*Task to complete*
The expected output is every entry, copied exactly.

---------- Supplied information ----------

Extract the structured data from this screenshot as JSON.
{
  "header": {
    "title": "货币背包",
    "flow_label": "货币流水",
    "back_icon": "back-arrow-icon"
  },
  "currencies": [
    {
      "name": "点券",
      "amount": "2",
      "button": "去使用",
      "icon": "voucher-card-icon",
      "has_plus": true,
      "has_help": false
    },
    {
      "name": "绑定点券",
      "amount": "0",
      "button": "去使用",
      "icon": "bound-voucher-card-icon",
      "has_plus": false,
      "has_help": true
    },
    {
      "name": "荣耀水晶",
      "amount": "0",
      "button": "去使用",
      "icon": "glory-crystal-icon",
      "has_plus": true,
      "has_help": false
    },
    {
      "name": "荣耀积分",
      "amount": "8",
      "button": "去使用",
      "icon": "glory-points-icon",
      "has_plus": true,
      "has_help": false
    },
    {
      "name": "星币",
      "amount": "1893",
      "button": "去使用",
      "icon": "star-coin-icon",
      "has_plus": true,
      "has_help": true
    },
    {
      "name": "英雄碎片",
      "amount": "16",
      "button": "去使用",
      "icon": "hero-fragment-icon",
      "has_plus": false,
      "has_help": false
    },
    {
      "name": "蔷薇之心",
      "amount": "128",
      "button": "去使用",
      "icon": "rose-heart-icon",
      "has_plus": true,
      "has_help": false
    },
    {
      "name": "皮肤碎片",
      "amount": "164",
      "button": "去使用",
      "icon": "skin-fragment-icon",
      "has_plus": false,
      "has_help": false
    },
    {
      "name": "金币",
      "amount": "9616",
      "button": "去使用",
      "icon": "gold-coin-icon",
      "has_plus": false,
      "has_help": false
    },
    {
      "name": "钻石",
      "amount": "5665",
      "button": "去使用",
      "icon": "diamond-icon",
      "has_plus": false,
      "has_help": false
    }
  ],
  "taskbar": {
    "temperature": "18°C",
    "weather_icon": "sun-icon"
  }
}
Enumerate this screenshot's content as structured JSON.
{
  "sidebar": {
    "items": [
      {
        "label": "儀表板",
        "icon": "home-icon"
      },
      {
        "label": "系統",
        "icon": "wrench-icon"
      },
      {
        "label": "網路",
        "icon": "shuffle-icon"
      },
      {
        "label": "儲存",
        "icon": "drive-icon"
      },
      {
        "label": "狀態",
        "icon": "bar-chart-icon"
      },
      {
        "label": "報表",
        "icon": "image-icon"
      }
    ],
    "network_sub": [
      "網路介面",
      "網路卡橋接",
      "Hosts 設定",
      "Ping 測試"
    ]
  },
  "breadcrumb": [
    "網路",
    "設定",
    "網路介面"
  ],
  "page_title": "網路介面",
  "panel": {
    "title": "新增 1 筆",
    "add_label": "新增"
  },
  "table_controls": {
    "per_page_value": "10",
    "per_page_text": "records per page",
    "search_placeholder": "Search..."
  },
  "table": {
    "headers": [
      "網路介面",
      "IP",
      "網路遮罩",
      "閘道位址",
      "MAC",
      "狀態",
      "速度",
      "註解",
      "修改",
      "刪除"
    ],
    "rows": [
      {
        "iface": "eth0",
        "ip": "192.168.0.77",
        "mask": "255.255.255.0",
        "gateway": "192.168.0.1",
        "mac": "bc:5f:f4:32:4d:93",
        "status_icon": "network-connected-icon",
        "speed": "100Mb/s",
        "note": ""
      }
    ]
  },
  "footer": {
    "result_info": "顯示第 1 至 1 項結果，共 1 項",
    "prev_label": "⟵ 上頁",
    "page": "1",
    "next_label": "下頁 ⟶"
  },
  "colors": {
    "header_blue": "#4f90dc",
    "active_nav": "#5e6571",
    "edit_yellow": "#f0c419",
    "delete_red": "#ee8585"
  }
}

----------

*Result for this task*
Extract the structured data from this screenshot as JSON.
{
  "header": {
    "title": "货币背包",
    "flow_label": "货币流水",
    "back_icon": "back-arrow-icon"
  },
  "currencies": [
    {
      "name": "点券",
      "amount": "2",
      "button": "去使用",
      "icon": "voucher-card-icon",
      "has_plus": true,
      "has_help": false
    },
    {
      "name": "绑定点券",
      "amount": "0",
      "button": "去使用",
      "icon": "bound-voucher-card-icon",
      "has_plus": false,
      "has_help": true
    },
    {
      "name": "荣耀水晶",
      "amount": "0",
      "button": "去使用",
      "icon": "glory-crystal-icon",
      "has_plus": true,
      "has_help": false
    },
    {
      "name": "荣耀积分",
      "amount": "8",
      "button": "去使用",
      "icon": "glory-points-icon",
      "has_plus": true,
      "has_help": false
    },
    {
      "name": "星币",
      "amount": "1893",
      "button": "去使用",
      "icon": "star-coin-icon",
      "has_plus": true,
      "has_help": true
    },
    {
      "name": "英雄碎片",
      "amount": "16",
      "button": "去使用",
      "icon": "hero-fragment-icon",
      "has_plus": false,
      "has_help": false
    },
    {
      "name": "蔷薇之心",
      "amount": "128",
      "button": "去使用",
      "icon": "rose-heart-icon",
      "has_plus": true,
      "has_help": false
    },
    {
      "name": "皮肤碎片",
      "amount": "164",
      "button": "去使用",
      "icon": "skin-fragment-icon",
      "has_plus": false,
      "has_help": false
    },
    {
      "name": "金币",
      "amount": "9616",
      "button": "去使用",
      "icon": "gold-coin-icon",
      "has_plus": false,
      "has_help": false
    },
    {
      "name": "钻石",
      "amount": "5665",
      "button": "去使用",
      "icon": "diamond-icon",
      "has_plus": false,
      "has_help": false
    }
  ],
  "taskbar": {
    "temperature": "18°C",
    "weather_icon": "sun-icon"
  }
}
Enumerate this screenshot's content as structured JSON.
{
  "sidebar": {
    "items": [
      {
        "label": "儀表板",
        "icon": "home-icon"
      },
      {
        "label": "系統",
        "icon": "wrench-icon"
      },
      {
        "label": "網路",
        "icon": "shuffle-icon"
      },
      {
        "label": "儲存",
        "icon": "drive-icon"
      },
      {
        "label": "狀態",
        "icon": "bar-chart-icon"
      },
      {
        "label": "報表",
        "icon": "image-icon"
      }
    ],
    "network_sub": [
      "網路介面",
      "網路卡橋接",
      "Hosts 設定",
      "Ping 測試"
    ]
  },
  "breadcrumb": [
    "網路",
    "設定",
    "網路介面"
  ],
  "page_title": "網路介面",
  "panel": {
    "title": "新增 1 筆",
    "add_label": "新增"
  },
  "table_controls": {
    "per_page_value": "10",
    "per_page_text": "records per page",
    "search_placeholder": "Search..."
  },
  "table": {
    "headers": [
      "網路介面",
      "IP",
      "網路遮罩",
      "閘道位址",
      "MAC",
      "狀態",
      "速度",
      "註解",
      "修改",
      "刪除"
    ],
    "rows": [
      {
        "iface": "eth0",
        "ip": "192.168.0.77",
        "mask": "255.255.255.0",
        "gateway": "192.168.0.1",
        "mac": "bc:5f:f4:32:4d:93",
        "status_icon": "network-connected-icon",
        "speed": "100Mb/s",
        "note": ""
      }
    ]
  },
  "footer": {
    "result_info": "顯示第 1 至 1 項結果，共 1 項",
    "prev_label": "⟵ 上頁",
    "page": "1",
    "next_label": "下頁 ⟶"
  },
  "colors": {
    "header_blue": "#4f90dc",
    "active_nav": "#5e6571",
    "edit_yellow": "#f0c419",
    "delete_red": "#ee8585"
  }
}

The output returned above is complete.